Much of Florida’s economy is driven by tourism, but the nationwide coronavirus lockdown has made tourism impossible.
While exact figures since the shutdown won’t be calculated until the end of the month, Bay and Walton County officials said that their municipalities will see an impact on their revenue streams.
Most officials said that they are unsure of how it may affect future budget plans.
Louis Svehla, Walton County public information officer, said that sales and use taxes, including the tourist development tax, which is a 5% tax on short-term rentals and hotels, count for one-third of the Walton County’s revenues.
Walton County normally sees about 60% tourism occupancy in April, said David Demarest, a TDC spokesperson. Right now the county is at 2%, he added.
“At this time, we feel certain that the losses will be in the millions of dollars,” Svehla wrote in an email, but that, right now, Walton County is seeing delays in projects due more to a shortage of available employees than a shortage of funds.
Early pandemic projections for Panama City Beach anticipated a 60% decline in tourism and up to $9.1 million in tax revenue losses, made up for with capital project budget cuts including road repairs and facility enhancements, City Manager Tony O’Rourke said.
“This year, we’re in pretty good shape as far as the reductions that we’ve planned,” O’Rourke said.
O’Rourke confirmed this 60% decline in tourism and $8.8 million in lost revenue, and expects a higher rate of decline in tourism in the following months due to the short term rental prohibitions and gathering size restrictions, leading to a sharper decline in tax revenue.
“We’ll see what we can do for next year, but it will be more impactful as far as operating expenses,” O’Rourke said, referring to impact on city employee personnel and the local government’s essential day-to-day services.

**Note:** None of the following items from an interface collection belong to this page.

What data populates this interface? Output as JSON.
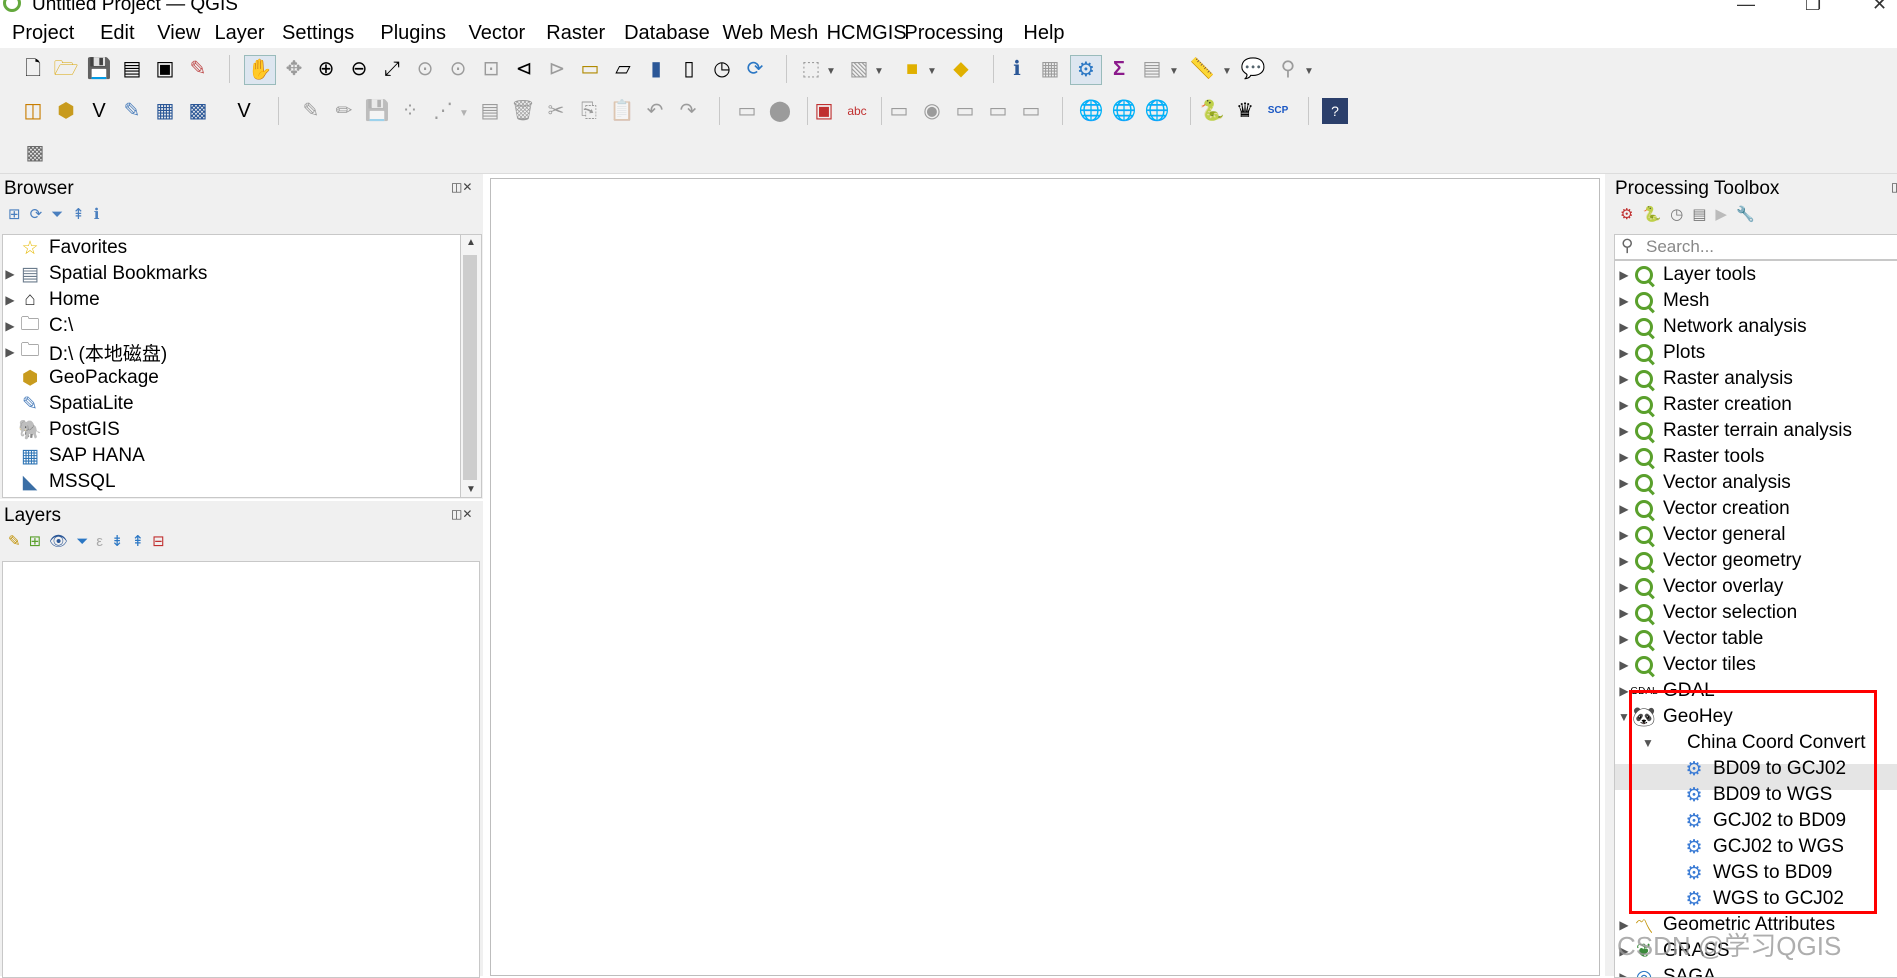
{
  "window": {
    "title": "Untitled Project — QGIS"
  },
  "menu": [
    "Project",
    "Edit",
    "View",
    "Layer",
    "Settings",
    "Plugins",
    "Vector",
    "Raster",
    "Database",
    "Web",
    "Mesh",
    "HCMGIS",
    "Processing",
    "Help"
  ],
  "browser": {
    "title": "Browser",
    "items": [
      {
        "label": "Favorites",
        "icon": "star-icon",
        "glyph": "☆",
        "color": "#e6b800",
        "expandable": false
      },
      {
        "label": "Spatial Bookmarks",
        "icon": "bookmark-icon",
        "glyph": "▤",
        "color": "#6b7b8c",
        "expandable": true
      },
      {
        "label": "Home",
        "icon": "home-icon",
        "glyph": "⌂",
        "color": "#333333",
        "expandable": true
      },
      {
        "label": "C:\\",
        "icon": "folder-icon",
        "glyph": "🗀",
        "color": "#555555",
        "expandable": true
      },
      {
        "label": "D:\\ (本地磁盘)",
        "icon": "folder-icon",
        "glyph": "🗀",
        "color": "#555555",
        "expandable": true
      },
      {
        "label": "GeoPackage",
        "icon": "geopackage-icon",
        "glyph": "⬢",
        "color": "#c89b1e",
        "expandable": false
      },
      {
        "label": "SpatiaLite",
        "icon": "feather-icon",
        "glyph": "✎",
        "color": "#4f81bd",
        "expandable": false
      },
      {
        "label": "PostGIS",
        "icon": "elephant-icon",
        "glyph": "🐘",
        "color": "#4f6f9f",
        "expandable": false
      },
      {
        "label": "SAP HANA",
        "icon": "sap-hana-icon",
        "glyph": "▦",
        "color": "#2f75b5",
        "expandable": false
      },
      {
        "label": "MSSQL",
        "icon": "mssql-icon",
        "glyph": "◣",
        "color": "#3a6ea5",
        "expandable": false
      }
    ]
  },
  "layers": {
    "title": "Layers"
  },
  "toolbox": {
    "title": "Processing Toolbox",
    "search_placeholder": "Search...",
    "groups": [
      "Layer tools",
      "Mesh",
      "Network analysis",
      "Plots",
      "Raster analysis",
      "Raster creation",
      "Raster terrain analysis",
      "Raster tools",
      "Vector analysis",
      "Vector creation",
      "Vector general",
      "Vector geometry",
      "Vector overlay",
      "Vector selection",
      "Vector table",
      "Vector tiles"
    ],
    "gdal": "GDAL",
    "geohey": "GeoHey",
    "china": "China Coord Convert",
    "algorithms": [
      "BD09 to GCJ02",
      "BD09 to WGS",
      "GCJ02 to BD09",
      "GCJ02 to WGS",
      "WGS to BD09",
      "WGS to GCJ02"
    ],
    "more": [
      "Geometric Attributes",
      "GRASS",
      "SAGA"
    ],
    "highlight_color": "#ff0000"
  },
  "watermark": "CSDN @学习QGIS"
}
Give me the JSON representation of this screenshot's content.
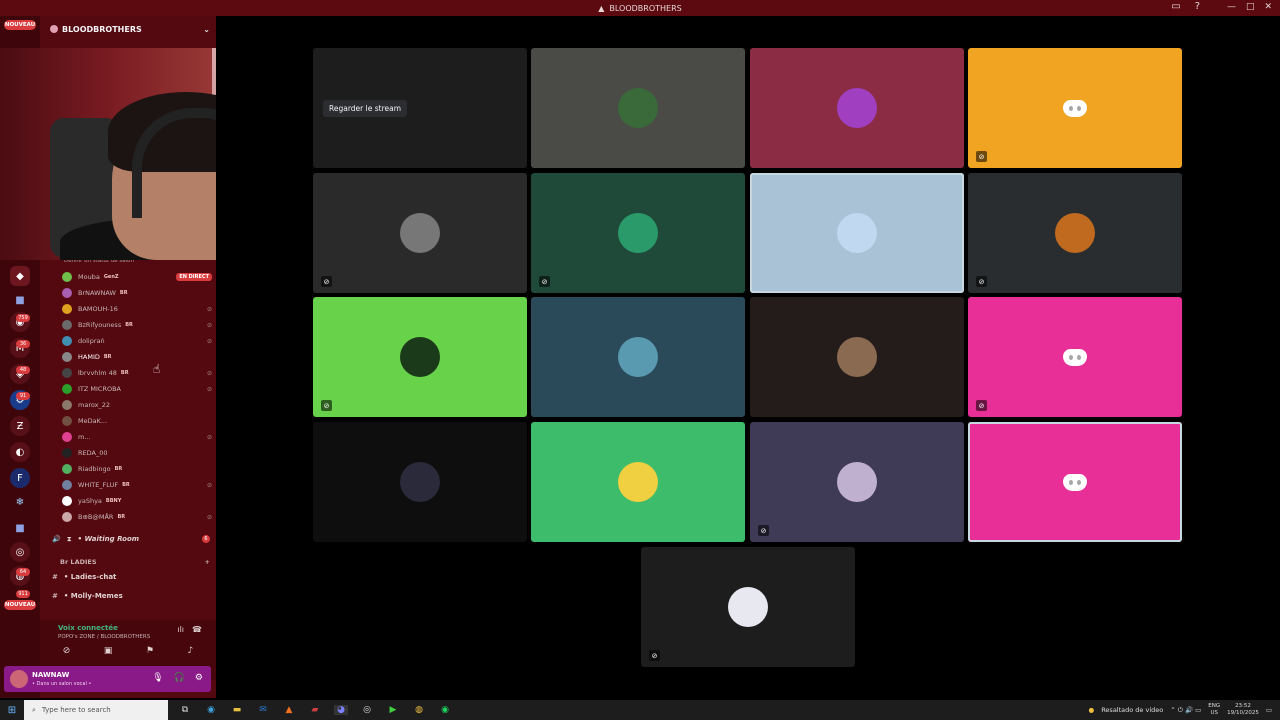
{
  "window": {
    "title": "BLOODBROTHERS"
  },
  "servers": {
    "new_badge": "NOUVEAU",
    "new_badge_bottom": "NOUVEAU",
    "counts": [
      "759",
      "36",
      "48",
      "91",
      "64",
      "911"
    ]
  },
  "sidebar": {
    "server_name": "BLOODBROTHERS",
    "status_placeholder": "Définir un statut de salon",
    "live_label": "EN DIRECT",
    "members": [
      {
        "name": "Mouba",
        "tag": "GenZ",
        "live": true,
        "color": "#6fbf4a"
      },
      {
        "name": "BrNAWNAW",
        "tag": "BR",
        "color": "#a85fb0"
      },
      {
        "name": "BAMOUH-16",
        "tag": "",
        "color": "#e0a020"
      },
      {
        "name": "BzRifyouness",
        "tag": "BR",
        "color": "#6a6a6a"
      },
      {
        "name": "doliprań",
        "tag": "",
        "color": "#3e8fb0"
      },
      {
        "name": "HAMID",
        "tag": "BR",
        "color": "#888",
        "active": true
      },
      {
        "name": "lbrvvhlm 48",
        "tag": "BR",
        "color": "#444"
      },
      {
        "name": "ITZ MICROBA",
        "tag": "",
        "color": "#2aa02a"
      },
      {
        "name": "marox_22",
        "tag": "",
        "color": "#8a7a6a"
      },
      {
        "name": "MeDaK...",
        "tag": "",
        "color": "#705040"
      },
      {
        "name": "m...",
        "tag": "",
        "color": "#e04090"
      },
      {
        "name": "REDA_00",
        "tag": "",
        "color": "#222"
      },
      {
        "name": "Riadbingo",
        "tag": "BR",
        "color": "#50b060"
      },
      {
        "name": "WHITE_FLUF",
        "tag": "BR",
        "color": "#7080a0"
      },
      {
        "name": "yaShya",
        "tag": "BBNY",
        "color": "#fff"
      },
      {
        "name": "B⊕B@MÅR",
        "tag": "BR",
        "color": "#caa"
      }
    ],
    "channels": {
      "waiting_room": "• Waiting Room",
      "waiting_unread": "6",
      "category_ladies": "Br LADIES",
      "ladies_chat": "• Ladies-chat",
      "molly_memes": "• Molly-Memes"
    },
    "voice": {
      "title": "Voix connectée",
      "subtitle": "POPO's ZONE / BLOODBROTHERS"
    },
    "user": {
      "name": "NAWNAW",
      "status": "• Dans un salon vocal •"
    }
  },
  "stage": {
    "watch_button": "Regarder le stream",
    "tiles": [
      {
        "bg": "#1d1d1d",
        "type": "stream"
      },
      {
        "bg": "#4a4a47",
        "type": "avatar",
        "avatar_color": "#3a6a3a",
        "avatar_icon": "jersey-avatar"
      },
      {
        "bg": "#8c2b44",
        "type": "avatar",
        "avatar_color": "#a040c0",
        "avatar_icon": "anime-avatar"
      },
      {
        "bg": "#f0a422",
        "type": "discord",
        "mute": true
      },
      {
        "bg": "#2a2a2a",
        "type": "avatar",
        "avatar_color": "#777",
        "avatar_icon": "car-avatar",
        "mute": true
      },
      {
        "bg": "#1f4a3a",
        "type": "avatar",
        "avatar_color": "#2a9a6a",
        "avatar_icon": "abstract-avatar",
        "mute": true
      },
      {
        "bg": "#a9c2d6",
        "type": "avatar",
        "avatar_color": "#c0d8f0",
        "avatar_icon": "sea-avatar",
        "speaking": true
      },
      {
        "bg": "#2a2d2f",
        "type": "avatar",
        "avatar_color": "#c06a20",
        "avatar_icon": "fire-avatar",
        "mute": true
      },
      {
        "bg": "#67d24a",
        "type": "avatar",
        "avatar_color": "#1a3a1a",
        "avatar_icon": "microba-avatar",
        "mute": true
      },
      {
        "bg": "#2a4a5a",
        "type": "avatar",
        "avatar_color": "#5a9ab0",
        "avatar_icon": "lightning-avatar"
      },
      {
        "bg": "#241c1a",
        "type": "avatar",
        "avatar_color": "#8a6a50",
        "avatar_icon": "photo-avatar"
      },
      {
        "bg": "#e82f97",
        "type": "discord",
        "mute": true
      },
      {
        "bg": "#0e0e0e",
        "type": "avatar",
        "avatar_color": "#2a2a3a",
        "avatar_icon": "dark-avatar"
      },
      {
        "bg": "#3dbc6c",
        "type": "avatar",
        "avatar_color": "#f0d040",
        "avatar_icon": "cartoon-avatar"
      },
      {
        "bg": "#3f3a55",
        "type": "avatar",
        "avatar_color": "#c0b0d0",
        "avatar_icon": "anime-girl-avatar",
        "mute": true
      },
      {
        "bg": "#e82f97",
        "type": "discord",
        "speaking": true
      },
      {
        "bg": "#1d1d1d",
        "type": "avatar",
        "avatar_color": "#e8e8f0",
        "avatar_icon": "bear-avatar",
        "mute": true
      }
    ]
  },
  "taskbar": {
    "search_placeholder": "Type here to search",
    "notif": "Resaltado de vídeo",
    "lang": "ENG",
    "region": "US",
    "time": "23:52",
    "date": "19/10/2025"
  }
}
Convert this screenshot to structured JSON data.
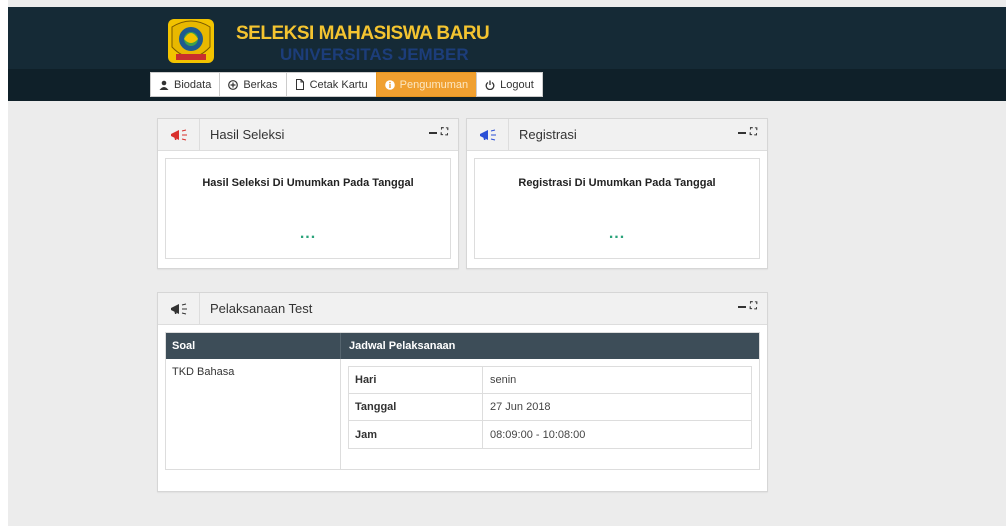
{
  "brand": {
    "title": "SELEKSI MAHASISWA BARU",
    "subtitle": "UNIVERSITAS JEMBER"
  },
  "nav": {
    "items": [
      {
        "label": "Biodata",
        "icon": "user-icon"
      },
      {
        "label": "Berkas",
        "icon": "circle-plus-icon"
      },
      {
        "label": "Cetak Kartu",
        "icon": "file-icon"
      },
      {
        "label": "Pengumuman",
        "icon": "info-icon",
        "active": true
      },
      {
        "label": "Logout",
        "icon": "power-icon"
      }
    ]
  },
  "panels": {
    "hasil": {
      "title": "Hasil Seleksi",
      "message": "Hasil Seleksi Di Umumkan Pada Tanggal",
      "value": "..."
    },
    "registrasi": {
      "title": "Registrasi",
      "message": "Registrasi Di Umumkan Pada Tanggal",
      "value": "..."
    },
    "test": {
      "title": "Pelaksanaan Test",
      "col_soal": "Soal",
      "col_jadwal": "Jadwal Pelaksanaan",
      "soal": "TKD Bahasa",
      "schedule": [
        {
          "key": "Hari",
          "value": "senin"
        },
        {
          "key": "Tanggal",
          "value": "27 Jun 2018"
        },
        {
          "key": "Jam",
          "value": "08:09:00 - 10:08:00"
        }
      ]
    }
  },
  "colors": {
    "header_bg": "#152a36",
    "accent_orange": "#f0a030",
    "brand_yellow": "#f4c430",
    "icon_red": "#d9302c",
    "icon_blue": "#2a4fd6",
    "dots_green": "#2aa37a"
  }
}
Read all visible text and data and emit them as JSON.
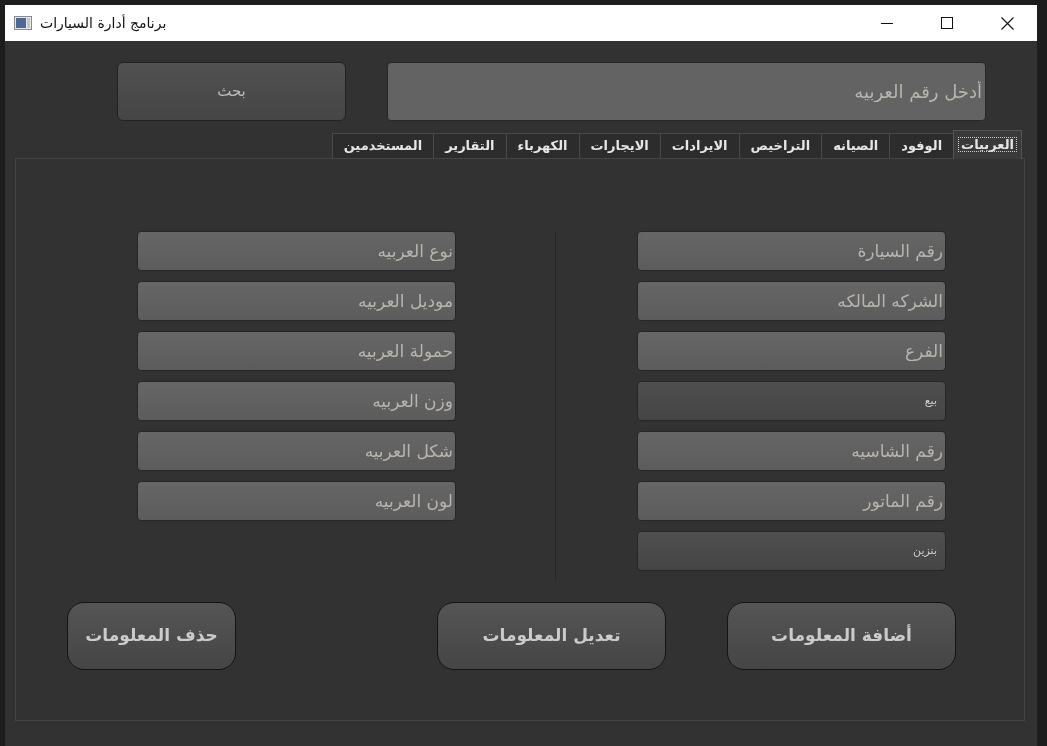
{
  "window": {
    "title": "برنامج أدارة السيارات"
  },
  "search": {
    "placeholder": "أدخل رقم العربيه",
    "button": "بحث"
  },
  "tabs": [
    {
      "label": "العربيات",
      "selected": true
    },
    {
      "label": "الوفود",
      "selected": false
    },
    {
      "label": "الصيانه",
      "selected": false
    },
    {
      "label": "التراخيص",
      "selected": false
    },
    {
      "label": "الايرادات",
      "selected": false
    },
    {
      "label": "الايجارات",
      "selected": false
    },
    {
      "label": "الكهرباء",
      "selected": false
    },
    {
      "label": "التقارير",
      "selected": false
    },
    {
      "label": "المستخدمين",
      "selected": false
    }
  ],
  "form": {
    "right_column": [
      {
        "kind": "input",
        "placeholder": "رقم السيارة"
      },
      {
        "kind": "input",
        "placeholder": "الشركه المالكه"
      },
      {
        "kind": "input",
        "placeholder": "الفرع"
      },
      {
        "kind": "combo",
        "value": "بيع"
      },
      {
        "kind": "input",
        "placeholder": "رقم الشاسيه"
      },
      {
        "kind": "input",
        "placeholder": "رقم الماتور"
      },
      {
        "kind": "combo",
        "value": "بنزين"
      }
    ],
    "left_column": [
      {
        "kind": "input",
        "placeholder": "نوع العربيه"
      },
      {
        "kind": "input",
        "placeholder": "موديل العربيه"
      },
      {
        "kind": "input",
        "placeholder": "حمولة العربيه"
      },
      {
        "kind": "input",
        "placeholder": "وزن العربيه"
      },
      {
        "kind": "input",
        "placeholder": "شكل العربيه"
      },
      {
        "kind": "input",
        "placeholder": "لون العربيه"
      }
    ]
  },
  "actions": [
    "أضافة المعلومات",
    "تعديل المعلومات",
    "حذف المعلومات"
  ]
}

Panama City officials also said that the city is expecting shortfalls because of the pandemic.
Bay County Manager Bob Majka said that the county has about $80 million in reserve funds and is expecting between $25 and $40 million in losses depending on how long the shutdown is in place. After the reserves, they may be able to push projects like enhancements and repairs from Hurricane Michael, he added, and that jobs may be impacted.
“This is going to cause a lot of organizations, whether they’re private sector or public sector, to really go back and look at the way they conduct business,” Majka said about the innovative uses of technology being employed to conduct business during the pandemic.
“That in itself could be an improvement at the business level but may also lead to fewer employees on the backside as well,” he added.
Officials will know more about how these losses when the March and April budget tax reports are available in May and June, respectively.